    To Woodcut on Copper, Lay a ground as for Etching. trace [& &?] instead of Etching the blacks Etch the whites & bite it in

  2. Transcript


    Blakes Chaucer 117 60

    An Original Engraving by William Blake, from his Fresco Painting of Chaucers Canterbury Pilgrims
    Mr B having from early Youth cultivated the two Arts Painting & Engraving & during a Period of Forty Years never suspended his labours on Copper for a single day Submits with Confidence to Public Patronage & requests the attention of the Amateur in a Large Work Stroke Engraving 3 feet 1 inch long by one foot high Containing Thirty original high finished whole Length Portraits on Horseback Of Chaucers Characters, where every Character & every Expression, every Lineament of Head Hand & Foot. every particular of [drop?] or Costume. where every Horse is appropriate to his rider & the Scene or Landscape with its Villages Cottages Churches & the Inn in Southwark is minutely Labourd not by the hands of journeymen but by the Original Artist himself even to the Stuffs & Embroidery of the Garments. The hair upon the Horses, the Leaves upon the Trees. & the Stones & Gravel upon the road: the Great strength of Colouring & depth of work peculiar to Mr B's Prints will be here found accompanied by a Precision not to be seen but in the work of an Original Artist 

    Sir Jeffery Chaucer & the nine & twenty Pilgrims on their Journey to Canterbury

    The time chosen is early morning before Sunrise, when

  3. Transcript



    the jolly Company are just quitting the Tabarde Inn.  The Knight & Squire with the Squires Yeoman lead the Procefsion : then the youthful Abbefs her Nun & three Priests. her Greyhounds attend her.

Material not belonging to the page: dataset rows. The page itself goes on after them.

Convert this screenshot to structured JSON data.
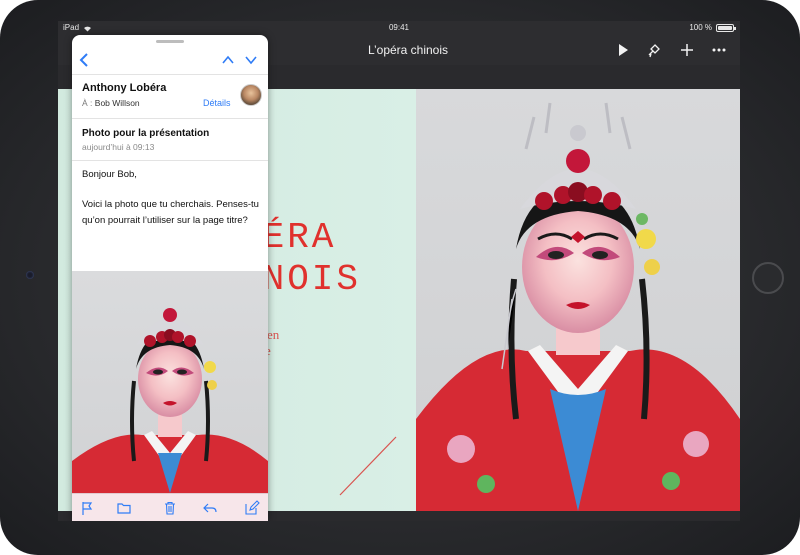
{
  "status_bar": {
    "carrier": "iPad",
    "time": "09:41",
    "battery": "100 %",
    "battery_level": 1.0
  },
  "toolbar": {
    "document_title": "L’opéra chinois",
    "icons": [
      "play-icon",
      "paintbrush-icon",
      "plus-icon",
      "more-icon"
    ]
  },
  "document": {
    "title_line_1": "PÉRA",
    "title_line_2": "INOIS",
    "subtitle_line_1": "en",
    "subtitle_line_2": "e",
    "colors": {
      "title": "#e0312d",
      "page_background": "#d6ece2"
    }
  },
  "mail": {
    "nav_icons": [
      "back-chevron-icon",
      "previous-message-icon",
      "next-message-icon"
    ],
    "sender": "Anthony Lobéra",
    "to_label": "À :",
    "recipient": "Bob Willson",
    "details": "Détails",
    "subject": "Photo pour la présentation",
    "date": "aujourd’hui à 09:13",
    "body": {
      "greeting": "Bonjour Bob,",
      "paragraph": "Voici la photo que tu cherchais. Penses-tu qu’on pourrait l’utiliser sur la page titre?"
    },
    "toolbar_icons": [
      "flag-icon",
      "folder-icon",
      "trash-icon",
      "reply-icon",
      "compose-icon"
    ],
    "accent_color": "#2f7cf6"
  }
}
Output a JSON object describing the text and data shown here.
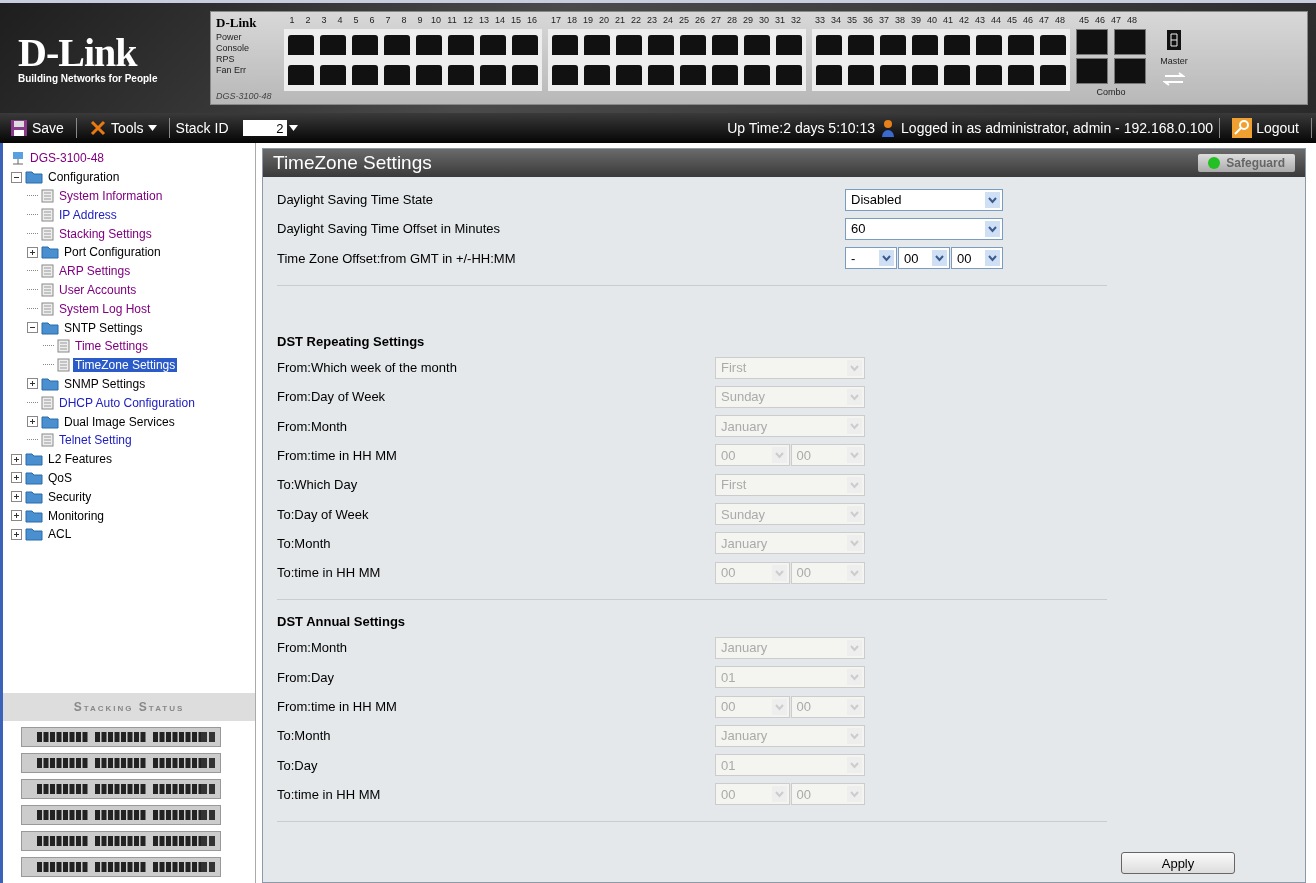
{
  "banner": {
    "logo": "D-Link",
    "tagline": "Building Networks for People",
    "device": {
      "brand": "D-Link",
      "model": "DGS-3100-48",
      "leds": [
        "Power",
        "Console",
        "RPS",
        "Fan Err"
      ],
      "ports": [
        "1",
        "2",
        "3",
        "4",
        "5",
        "6",
        "7",
        "8",
        "9",
        "10",
        "11",
        "12",
        "13",
        "14",
        "15",
        "16",
        "17",
        "18",
        "19",
        "20",
        "21",
        "22",
        "23",
        "24",
        "25",
        "26",
        "27",
        "28",
        "29",
        "30",
        "31",
        "32",
        "33",
        "34",
        "35",
        "36",
        "37",
        "38",
        "39",
        "40",
        "41",
        "42",
        "43",
        "44",
        "45",
        "46",
        "47",
        "48"
      ],
      "combo_ports": [
        "45",
        "46",
        "47",
        "48"
      ],
      "combo_label": "Combo",
      "master_label": "Master"
    }
  },
  "toolbar": {
    "save": "Save",
    "tools": "Tools",
    "stack_id_label": "Stack ID",
    "stack_id": "2",
    "uptime": "Up Time:2 days 5:10:13",
    "login": "Logged in as administrator, admin - 192.168.0.100",
    "logout": "Logout"
  },
  "tree": {
    "root": "DGS-3100-48",
    "items": [
      {
        "label": "Configuration",
        "kind": "folder",
        "expanded": true,
        "children": [
          {
            "label": "System Information",
            "kind": "page",
            "visited": true,
            "selected": false
          },
          {
            "label": "IP Address",
            "kind": "page",
            "visited": false,
            "selected": false
          },
          {
            "label": "Stacking Settings",
            "kind": "page",
            "visited": true,
            "selected": false
          },
          {
            "label": "Port Configuration",
            "kind": "folder",
            "expanded": false
          },
          {
            "label": "ARP Settings",
            "kind": "page",
            "visited": true,
            "selected": false
          },
          {
            "label": "User Accounts",
            "kind": "page",
            "visited": true,
            "selected": false
          },
          {
            "label": "System Log Host",
            "kind": "page",
            "visited": true,
            "selected": false
          },
          {
            "label": "SNTP Settings",
            "kind": "folder",
            "expanded": true,
            "children": [
              {
                "label": "Time Settings",
                "kind": "page",
                "visited": true,
                "selected": false
              },
              {
                "label": "TimeZone Settings",
                "kind": "page",
                "visited": true,
                "selected": true
              }
            ]
          },
          {
            "label": "SNMP Settings",
            "kind": "folder",
            "expanded": false
          },
          {
            "label": "DHCP Auto Configuration",
            "kind": "page",
            "visited": false,
            "selected": false
          },
          {
            "label": "Dual Image Services",
            "kind": "folder",
            "expanded": false
          },
          {
            "label": "Telnet Setting",
            "kind": "page",
            "visited": false,
            "selected": false
          }
        ]
      },
      {
        "label": "L2 Features",
        "kind": "folder",
        "expanded": false
      },
      {
        "label": "QoS",
        "kind": "folder",
        "expanded": false
      },
      {
        "label": "Security",
        "kind": "folder",
        "expanded": false
      },
      {
        "label": "Monitoring",
        "kind": "folder",
        "expanded": false
      },
      {
        "label": "ACL",
        "kind": "folder",
        "expanded": false
      }
    ]
  },
  "stacking_status": {
    "title": "Stacking Status"
  },
  "panel": {
    "title": "TimeZone Settings",
    "safeguard": "Safeguard",
    "safeguard_on": true,
    "sections": [
      {
        "rows": [
          {
            "label": "Daylight Saving Time State",
            "selects": [
              {
                "value": "Disabled",
                "disabled": false
              }
            ]
          },
          {
            "label": "Daylight Saving Time Offset in Minutes",
            "selects": [
              {
                "value": "60",
                "disabled": false
              }
            ]
          },
          {
            "label": "Time Zone Offset:from GMT in +/-HH:MM",
            "selects": [
              {
                "value": "-",
                "disabled": false
              },
              {
                "value": "00",
                "disabled": false
              },
              {
                "value": "00",
                "disabled": false
              }
            ]
          }
        ]
      },
      {
        "heading": "DST Repeating Settings",
        "rows": [
          {
            "label": "From:Which week of the month",
            "selects": [
              {
                "value": "First",
                "disabled": true
              }
            ]
          },
          {
            "label": "From:Day of Week",
            "selects": [
              {
                "value": "Sunday",
                "disabled": true
              }
            ]
          },
          {
            "label": "From:Month",
            "selects": [
              {
                "value": "January",
                "disabled": true
              }
            ]
          },
          {
            "label": "From:time in HH MM",
            "selects": [
              {
                "value": "00",
                "disabled": true
              },
              {
                "value": "00",
                "disabled": true
              }
            ]
          },
          {
            "label": "To:Which Day",
            "selects": [
              {
                "value": "First",
                "disabled": true
              }
            ]
          },
          {
            "label": "To:Day of Week",
            "selects": [
              {
                "value": "Sunday",
                "disabled": true
              }
            ]
          },
          {
            "label": "To:Month",
            "selects": [
              {
                "value": "January",
                "disabled": true
              }
            ]
          },
          {
            "label": "To:time in HH MM",
            "selects": [
              {
                "value": "00",
                "disabled": true
              },
              {
                "value": "00",
                "disabled": true
              }
            ]
          }
        ]
      },
      {
        "heading": "DST Annual Settings",
        "rows": [
          {
            "label": "From:Month",
            "selects": [
              {
                "value": "January",
                "disabled": true
              }
            ]
          },
          {
            "label": "From:Day",
            "selects": [
              {
                "value": "01",
                "disabled": true
              }
            ]
          },
          {
            "label": "From:time in HH MM",
            "selects": [
              {
                "value": "00",
                "disabled": true
              },
              {
                "value": "00",
                "disabled": true
              }
            ]
          },
          {
            "label": "To:Month",
            "selects": [
              {
                "value": "January",
                "disabled": true
              }
            ]
          },
          {
            "label": "To:Day",
            "selects": [
              {
                "value": "01",
                "disabled": true
              }
            ]
          },
          {
            "label": "To:time in HH MM",
            "selects": [
              {
                "value": "00",
                "disabled": true
              },
              {
                "value": "00",
                "disabled": true
              }
            ]
          }
        ]
      }
    ],
    "apply": "Apply"
  }
}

    “Of small Hounds had she that she fed

    With roast flesh milk & wastel bread”

    Next follow the Friar & Monk. then the Tapiser the Pardoner. the Sompnour & the Manciple.  After these “Our Host” who occupies the Center of the Cavalcade (the Fun afterwards exhibited on the road may be seen depicted on his jolly face) directs them to the Knight (whose solemn gallantry no [less lefs?] fixes attention) as the person who will be likely to commense their Task of each telling a Tale in their order.  After the host, follow the Shipman, the Haberdasher, the Dyer, the Franklin, the Physician the Plowman, the Lawyer, the Poor Parson, the Merchant, the Wife of Bath the Cook. the Oxford Scholar, Chaucer himself & the Reeve comes as Chaucer has described

    “and ever he rode hinderest of the rout”

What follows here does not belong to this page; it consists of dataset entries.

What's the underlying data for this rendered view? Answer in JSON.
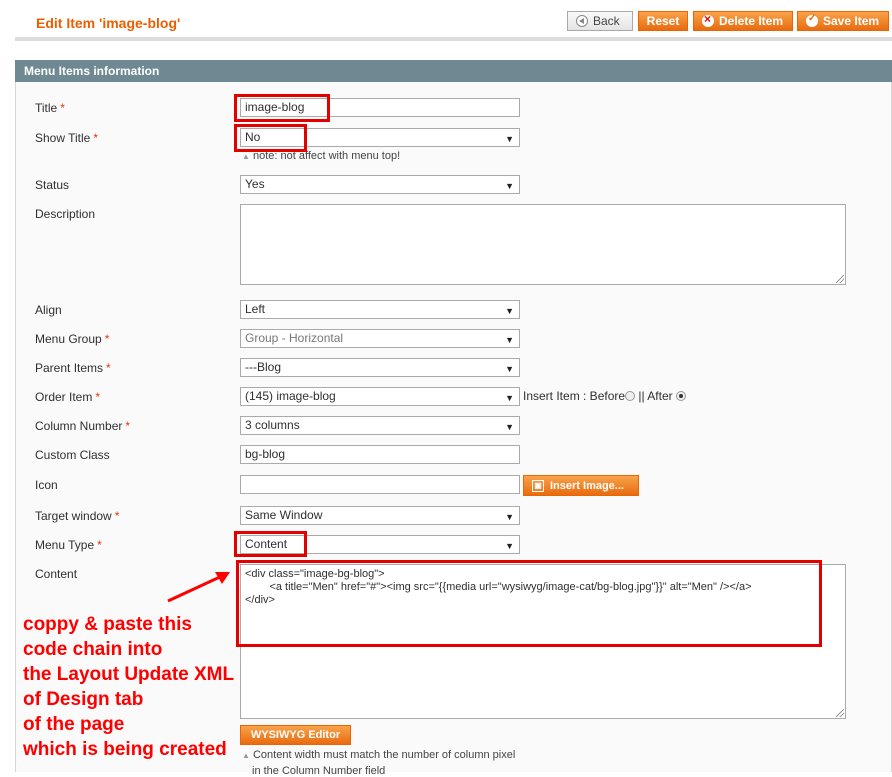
{
  "header": {
    "title": "Edit Item 'image-blog'",
    "buttons": {
      "back": "Back",
      "reset": "Reset",
      "delete": "Delete Item",
      "save": "Save Item"
    }
  },
  "section": {
    "title": "Menu Items information"
  },
  "form": {
    "title": {
      "label": "Title",
      "value": "image-blog"
    },
    "show_title": {
      "label": "Show Title",
      "value": "No",
      "note": "note: not affect with menu top!"
    },
    "status": {
      "label": "Status",
      "value": "Yes"
    },
    "description": {
      "label": "Description",
      "value": ""
    },
    "align": {
      "label": "Align",
      "value": "Left"
    },
    "menu_group": {
      "label": "Menu Group",
      "value": "Group - Horizontal"
    },
    "parent_items": {
      "label": "Parent Items",
      "value": "---Blog"
    },
    "order_item": {
      "label": "Order Item",
      "value": "(145) image-blog",
      "insert_label": "Insert Item : Before",
      "after_label": "|| After",
      "selected": "After"
    },
    "column_number": {
      "label": "Column Number",
      "value": "3 columns"
    },
    "custom_class": {
      "label": "Custom Class",
      "value": "bg-blog"
    },
    "icon": {
      "label": "Icon",
      "value": "",
      "button": "Insert Image..."
    },
    "target_window": {
      "label": "Target window",
      "value": "Same Window"
    },
    "menu_type": {
      "label": "Menu Type",
      "value": "Content"
    },
    "content": {
      "label": "Content",
      "lines": [
        "<div class=\"image-bg-blog\">",
        "        <a title=\"Men\" href=\"#\"><img src=\"{{media url=\"wysiwyg/image-cat/bg-blog.jpg\"}}\" alt=\"Men\" /></a>",
        "</div>"
      ],
      "wysiwyg_button": "WYSIWYG Editor",
      "note_line1": "Content width must match the number of column pixel",
      "note_line2": "in the Column Number field"
    },
    "required_mark": "*"
  },
  "annotation": {
    "lines": [
      "coppy & paste this",
      "code chain into",
      "the Layout Update XML",
      "of Design tab",
      "of the page",
      "which is being created"
    ],
    "color": "#ff0000"
  }
}
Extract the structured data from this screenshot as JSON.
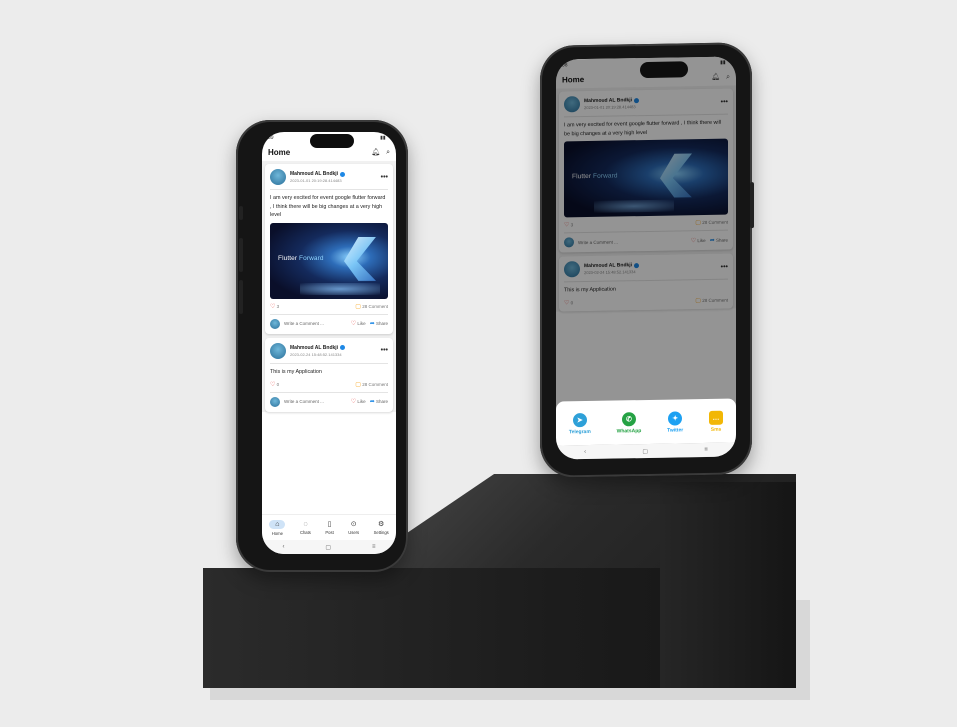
{
  "colors": {
    "accent": "#1e88e5",
    "like": "#e53935",
    "comment": "#f9a825",
    "telegram": "#2ea0d8",
    "whatsapp": "#25a244",
    "twitter": "#1da1f2",
    "sms": "#f2b705"
  },
  "status": {
    "time_left": "89",
    "time_right": "08"
  },
  "app": {
    "title": "Home"
  },
  "posts": [
    {
      "author": "Mahmoud AL Bndkji",
      "date": "2023-01-01 20:19:28.414483",
      "text": "I am very excited for event google flutter forward , I think there will be big changes at a very high level",
      "image": {
        "brand": "Flutter",
        "event": "Forward"
      },
      "likes": "3",
      "comments": "28 Comment"
    },
    {
      "author": "Mahmoud AL Bndkji",
      "date": "2023-02-24 15:48:52.141334",
      "text": "This is my Application",
      "likes": "0",
      "comments": "28 Comment"
    }
  ],
  "actions": {
    "write_placeholder": "Write a Comment ...",
    "like": "Like",
    "share": "Share"
  },
  "bottom_nav": [
    "Home",
    "Chats",
    "Post",
    "Users",
    "Settings"
  ],
  "share_sheet": [
    "Telegram",
    "WhatsApp",
    "Twitter",
    "Sms"
  ],
  "icons": {
    "notification": "bell-icon",
    "search": "search-icon",
    "more": "more-dots-icon"
  }
}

    These last are ifsuing from the Gateway of the Inn the Cook & Wife of Bath are both taking their mornings draught of comfort.  Spectators stand at the Gateway of the Inn & are composed of an old man a woman & children

    The Landscape is an Eastward view of the Country from the Tabarde Inn in Southwark as it may be supposed to have appeard in Chaucers

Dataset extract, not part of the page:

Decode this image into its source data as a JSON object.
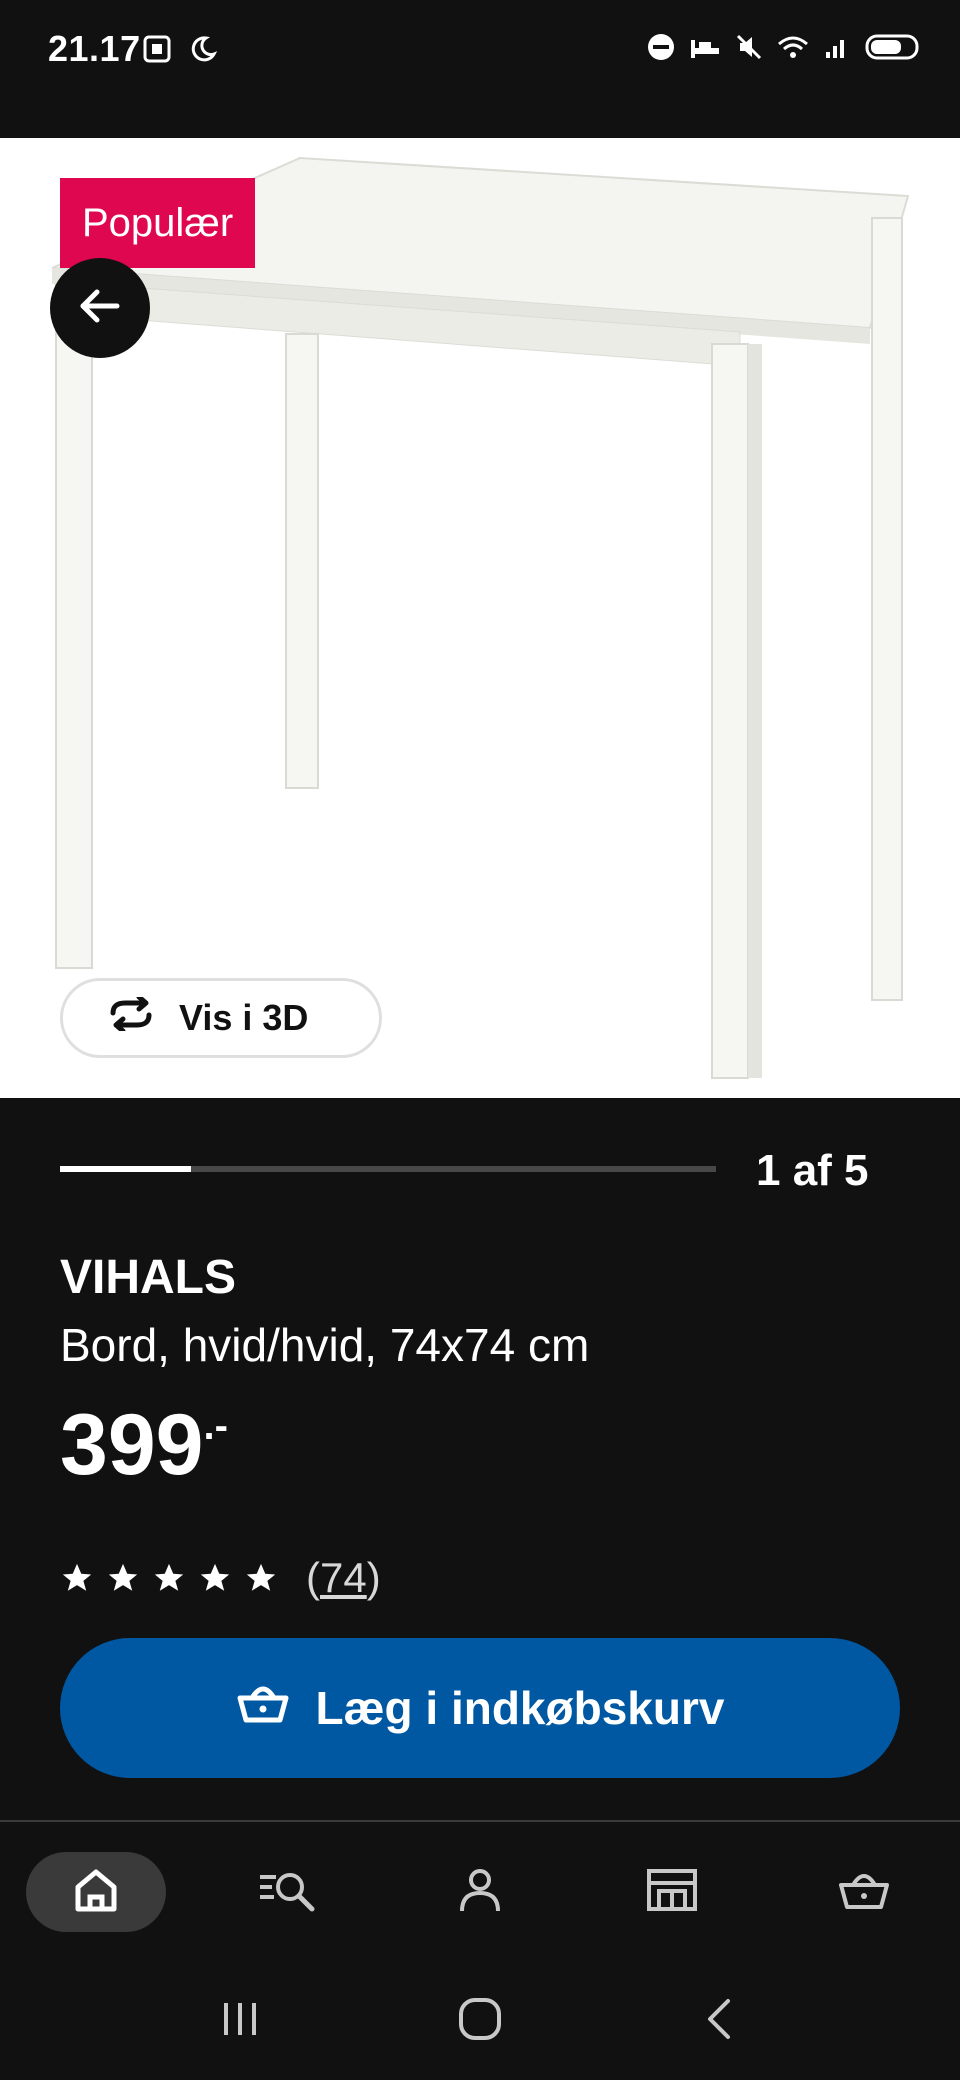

  4. Transcript


    Verse and Prose by William Blake. 

    (natus 1757: obiit 1828 7.) 

    + + All that is of any value in the foregoing pages
    +has here been copied out. D.G.C.R.

    The Everlasting Gospel.

    The vision of Christ that thou dost see
    Is my vision's greatest enemy.
    Thine is the fare of all mankind, -
    Mine speaks in parables to the blind;
    Thine loves the same world that mine hates;
    Thy Heaven-doors are my Hell-gates.
    Socrates taught what Meletus
    Loathed as a nation's bitterest curse,
    And Caiaphas was in his own mind
    A benefactor to mankind.

  5. Transcript


    Both read the Bible day and night,

    But thou read'st black where I read white.  

    x x x x x x

    Was Jesus chaste, or did he

    Give any lessons of chastity? -

    Jesus sat in Moses' chair;

    They brought the adulterous woman there;

    Moses commands she be stoned to death.

    What was the sound of Jesus' breath?

    He laid his hand on Moses' law:

    The ancient heavens in silent awe,

    Writ with curses from Pole to Pole,

    All away began to roll.

    The earth trembling and naked lay,

    In secret bed of mortal clay,

    And she heard the breath of God

    As she heard it by Eden's flood.

    “Good and evil are no more:

    Sinai's trumpets! cease to roar;

    x This was spoken by my spectre to Voltaire, Bacon, &c.